The 2012 Oddball Tax Awards

the-taxiesWe all know our government is strapped for money.

But you probably haven’t heard about some of the really bizarre new taxes people have started paying recently.

So we’ve decided to honor America’s fiscal creativity with our first “Oddball Tax Award”—given for the most outlandish new tax that anyone has come up with this past year.

Here, without further ado, are the nominees and winners in the 2012 “Oddball Tax Awards”:

Alabama, for taxing any deck of playing cards that has less than 54 cards

Connecticut, for deciding to tax children’s diapers, but not adult ones

Arkansas, for a breakthrough new tax on tattoos and body-piercings

Maryland, for taxing a bottle of your own wine you bring into a restaurant

The Runner-up: New York, for its exciting “Bagel Alteration Tax”—a tax of 8 cents on every bagel that is “altered,” which means that if the man behind the deli counter cuts your bagel and adds a schmear, you pay an extra tax. Uncut bagels, however, are tax-free. Go figure.

And our 2012 Winner: the Great State of Utah, which now has levied a 10-percent tax on the fees collected by nude or partially nude workers. (“Excuse me, ma’am, I’m from the IRS. I just saw that gentleman stuff cash down your G-string and I’m required to count it…”)

Friends, it’s clear that America has to do better next year. Our country needs some fresh, outside-the-box ideas for taxes. And we’re asking for your input.

Here are a few ideas to help get you started thinking:

Animal Flatulence Fee
Scientists tell us that methane from the flatulence of cows is one of the main causes of global warming. (Honest. I am not making this up.) Well then, this is a no-brainer.
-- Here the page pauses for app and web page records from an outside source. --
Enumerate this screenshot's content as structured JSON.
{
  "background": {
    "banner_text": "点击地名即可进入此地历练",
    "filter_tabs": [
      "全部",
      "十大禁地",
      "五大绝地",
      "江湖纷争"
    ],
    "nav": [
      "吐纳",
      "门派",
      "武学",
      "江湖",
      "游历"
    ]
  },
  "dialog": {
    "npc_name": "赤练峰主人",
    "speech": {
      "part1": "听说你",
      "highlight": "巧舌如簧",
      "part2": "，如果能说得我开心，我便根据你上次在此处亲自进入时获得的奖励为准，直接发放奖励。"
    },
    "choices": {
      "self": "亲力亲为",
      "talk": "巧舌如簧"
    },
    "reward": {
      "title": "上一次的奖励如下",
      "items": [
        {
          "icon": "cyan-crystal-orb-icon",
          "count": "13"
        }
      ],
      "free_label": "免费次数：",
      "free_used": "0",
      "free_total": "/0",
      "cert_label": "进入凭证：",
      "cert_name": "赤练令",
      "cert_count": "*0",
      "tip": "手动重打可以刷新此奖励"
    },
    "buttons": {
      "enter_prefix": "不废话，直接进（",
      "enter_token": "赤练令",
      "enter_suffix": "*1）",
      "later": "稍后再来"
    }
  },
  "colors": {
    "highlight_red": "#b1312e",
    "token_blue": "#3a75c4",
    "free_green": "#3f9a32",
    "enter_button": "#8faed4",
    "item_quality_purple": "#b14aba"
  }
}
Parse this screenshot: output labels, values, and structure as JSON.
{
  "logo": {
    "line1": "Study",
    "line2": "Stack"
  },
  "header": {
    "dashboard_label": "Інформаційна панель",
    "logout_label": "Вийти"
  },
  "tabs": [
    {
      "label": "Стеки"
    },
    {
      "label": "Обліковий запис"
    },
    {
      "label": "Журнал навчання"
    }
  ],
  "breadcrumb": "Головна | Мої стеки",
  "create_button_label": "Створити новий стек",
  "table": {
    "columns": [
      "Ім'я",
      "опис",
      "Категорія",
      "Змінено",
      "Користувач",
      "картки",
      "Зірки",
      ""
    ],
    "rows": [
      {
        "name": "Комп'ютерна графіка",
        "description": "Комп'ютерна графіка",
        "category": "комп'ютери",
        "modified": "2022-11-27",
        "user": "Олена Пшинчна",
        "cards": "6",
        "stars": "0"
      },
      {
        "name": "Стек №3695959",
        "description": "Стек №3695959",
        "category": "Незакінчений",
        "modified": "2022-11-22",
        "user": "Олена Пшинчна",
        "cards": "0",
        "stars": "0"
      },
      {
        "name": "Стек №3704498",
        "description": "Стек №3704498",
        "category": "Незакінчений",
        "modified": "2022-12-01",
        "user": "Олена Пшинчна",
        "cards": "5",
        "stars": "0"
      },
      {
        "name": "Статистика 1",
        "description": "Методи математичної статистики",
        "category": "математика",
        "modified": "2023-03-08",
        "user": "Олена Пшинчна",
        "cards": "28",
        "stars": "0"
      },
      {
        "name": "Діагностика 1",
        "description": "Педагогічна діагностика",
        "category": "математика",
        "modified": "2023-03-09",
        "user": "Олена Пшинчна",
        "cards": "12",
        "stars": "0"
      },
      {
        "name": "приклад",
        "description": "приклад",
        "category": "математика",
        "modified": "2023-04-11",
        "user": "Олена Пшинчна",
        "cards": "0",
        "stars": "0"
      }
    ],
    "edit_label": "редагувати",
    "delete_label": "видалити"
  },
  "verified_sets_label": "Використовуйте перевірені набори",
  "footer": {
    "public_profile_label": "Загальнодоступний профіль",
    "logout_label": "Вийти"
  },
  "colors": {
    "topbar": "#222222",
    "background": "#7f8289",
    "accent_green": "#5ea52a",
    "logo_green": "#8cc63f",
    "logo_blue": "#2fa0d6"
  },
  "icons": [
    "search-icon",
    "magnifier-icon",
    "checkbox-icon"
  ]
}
The only question is whether we extend this yearly fee to non-farm animals, possibly even to people who consistently overeat.

Illegible Penmanship Tax
Tens of thousands of man- and woman-hours are spent trying to figure out what people have written—on IRS tax returns, on driver’s license applications, on write-in ballots, etc. If government employees waste their valuable time struggling to read your handwriting, it should cost you.

Non-Consumption Tax
Our economy depends on the ever-expanding consumption of goods and services. This keeps our factories humming, our workers employed. So, if you’re not consuming enough stuff, you ought to step up to the plate and max out your credit cards, or face a stiff tax for not buying your “fair share.”

The Bullshit Fee
This is perhaps the largest potential source of revenue there is, particularly in our state capitols and on Wall Street. Even though Ernest Hemingway claimed he had a “built-in bullshit detector,” this did nothing to reduce the enormous quantity produced each year. If economists could figure out a way to measure and charge for it, we could balance our budget in no time flat.

If you have an idea for a new tax to help our government raise money, please leave a comment at the bottom of this “Just Saying” column. If you’re reading this column in the printed newspaper, go online to www.longislandpress.com.

Your country needs you!

Editor’s Note: This is a non-partisan column. In some cases, Pete has used the word “taxes,” as preferred by Democrats. In other cases, he’s used the word “fees,” as preferred by Republicans, mainly to prove they’re against new taxes. Bottom line: It all comes out of the same pocket: yours. 

Pete Tannen is a humor writer who has won multiple awards from the National Press Club (Washington, D.C.), the Press Club of Long Island and the Florida Press Association. His columns can also be heard on select Public Radio stations across the U.S.  www.tannenweekly.com

More from our Sister Sites